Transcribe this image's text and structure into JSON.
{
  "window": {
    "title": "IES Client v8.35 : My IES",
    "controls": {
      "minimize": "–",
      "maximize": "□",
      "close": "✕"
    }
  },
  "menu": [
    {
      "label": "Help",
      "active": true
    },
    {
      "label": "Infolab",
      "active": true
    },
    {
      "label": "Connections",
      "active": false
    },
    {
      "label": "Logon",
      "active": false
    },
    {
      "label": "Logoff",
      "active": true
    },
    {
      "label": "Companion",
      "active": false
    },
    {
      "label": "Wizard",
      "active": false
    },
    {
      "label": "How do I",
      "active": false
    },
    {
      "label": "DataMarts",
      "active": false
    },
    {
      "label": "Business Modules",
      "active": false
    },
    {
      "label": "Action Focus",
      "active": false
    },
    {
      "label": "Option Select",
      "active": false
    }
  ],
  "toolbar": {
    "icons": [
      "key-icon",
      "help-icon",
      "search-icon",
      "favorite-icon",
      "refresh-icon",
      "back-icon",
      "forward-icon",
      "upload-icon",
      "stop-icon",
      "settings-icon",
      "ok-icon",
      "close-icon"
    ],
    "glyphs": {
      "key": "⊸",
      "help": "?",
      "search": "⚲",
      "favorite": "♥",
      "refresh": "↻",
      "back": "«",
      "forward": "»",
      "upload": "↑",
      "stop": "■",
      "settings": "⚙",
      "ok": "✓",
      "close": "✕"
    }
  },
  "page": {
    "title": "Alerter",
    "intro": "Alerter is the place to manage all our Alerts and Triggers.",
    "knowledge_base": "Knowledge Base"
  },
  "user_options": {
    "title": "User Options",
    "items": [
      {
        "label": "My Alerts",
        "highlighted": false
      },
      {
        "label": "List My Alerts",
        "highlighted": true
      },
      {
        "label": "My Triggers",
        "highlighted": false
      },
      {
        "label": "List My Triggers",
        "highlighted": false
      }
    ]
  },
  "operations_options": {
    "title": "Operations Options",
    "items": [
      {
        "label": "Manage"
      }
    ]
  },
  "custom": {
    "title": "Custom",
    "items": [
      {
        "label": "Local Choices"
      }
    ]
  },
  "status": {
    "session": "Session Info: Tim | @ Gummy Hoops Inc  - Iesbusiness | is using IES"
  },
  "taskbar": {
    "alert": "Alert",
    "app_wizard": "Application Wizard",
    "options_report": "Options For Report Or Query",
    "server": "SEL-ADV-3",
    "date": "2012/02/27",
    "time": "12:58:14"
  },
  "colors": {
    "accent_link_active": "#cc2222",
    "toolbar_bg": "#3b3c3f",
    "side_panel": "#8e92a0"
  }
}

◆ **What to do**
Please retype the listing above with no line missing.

◆ **The answer**
Transcribe this image's text and structure into JSON.
{
  "window": {
    "title": "IES Client v8.35 : My IES",
    "controls": {
      "minimize": "–",
      "maximize": "□",
      "close": "✕"
    }
  },
  "menu": [
    {
      "label": "Help",
      "active": true
    },
    {
      "label": "Infolab",
      "active": true
    },
    {
      "label": "Connections",
      "active": false
    },
    {
      "label": "Logon",
      "active": false
    },
    {
      "label": "Logoff",
      "active": true
    },
    {
      "label": "Companion",
      "active": false
    },
    {
      "label": "Wizard",
      "active": false
    },
    {
      "label": "How do I",
      "active": false
    },
    {
      "label": "DataMarts",
      "active": false
    },
    {
      "label": "Business Modules",
      "active": false
    },
    {
      "label": "Action Focus",
      "active": false
    },
    {
      "label": "Option Select",
      "active": false
    }
  ],
  "toolbar": {
    "icons": [
      "key-icon",
      "help-icon",
      "search-icon",
      "favorite-icon",
      "refresh-icon",
      "back-icon",
      "forward-icon",
      "upload-icon",
      "stop-icon",
      "settings-icon",
      "ok-icon",
      "close-icon"
    ],
    "glyphs": {
      "key": "⊸",
      "help": "?",
      "search": "⚲",
      "favorite": "♥",
      "refresh": "↻",
      "back": "«",
      "forward": "»",
      "upload": "↑",
      "stop": "■",
      "settings": "⚙",
      "ok": "✓",
      "close": "✕"
    }
  },
  "page": {
    "title": "Alerter",
    "intro": "Alerter is the place to manage all our Alerts and Triggers.",
    "knowledge_base": "Knowledge Base"
  },
  "user_options": {
    "title": "User Options",
    "items": [
      {
        "label": "My Alerts",
        "highlighted": false
      },
      {
        "label": "List My Alerts",
        "highlighted": true
      },
      {
        "label": "My Triggers",
        "highlighted": false
      },
      {
        "label": "List My Triggers",
        "highlighted": false
      }
    ]
  },
  "operations_options": {
    "title": "Operations Options",
    "items": [
      {
        "label": "Manage"
      }
    ]
  },
  "custom": {
    "title": "Custom",
    "items": [
      {
        "label": "Local Choices"
      }
    ]
  },
  "status": {
    "session": "Session Info: Tim | @ Gummy Hoops Inc  - Iesbusiness | is using IES"
  },
  "taskbar": {
    "alert": "Alert",
    "app_wizard": "Application Wizard",
    "options_report": "Options For Report Or Query",
    "server": "SEL-ADV-3",
    "date": "2012/02/27",
    "time": "12:58:14"
  },
  "colors": {
    "accent_link_active": "#cc2222",
    "toolbar_bg": "#3b3c3f",
    "side_panel": "#8e92a0"
  }
}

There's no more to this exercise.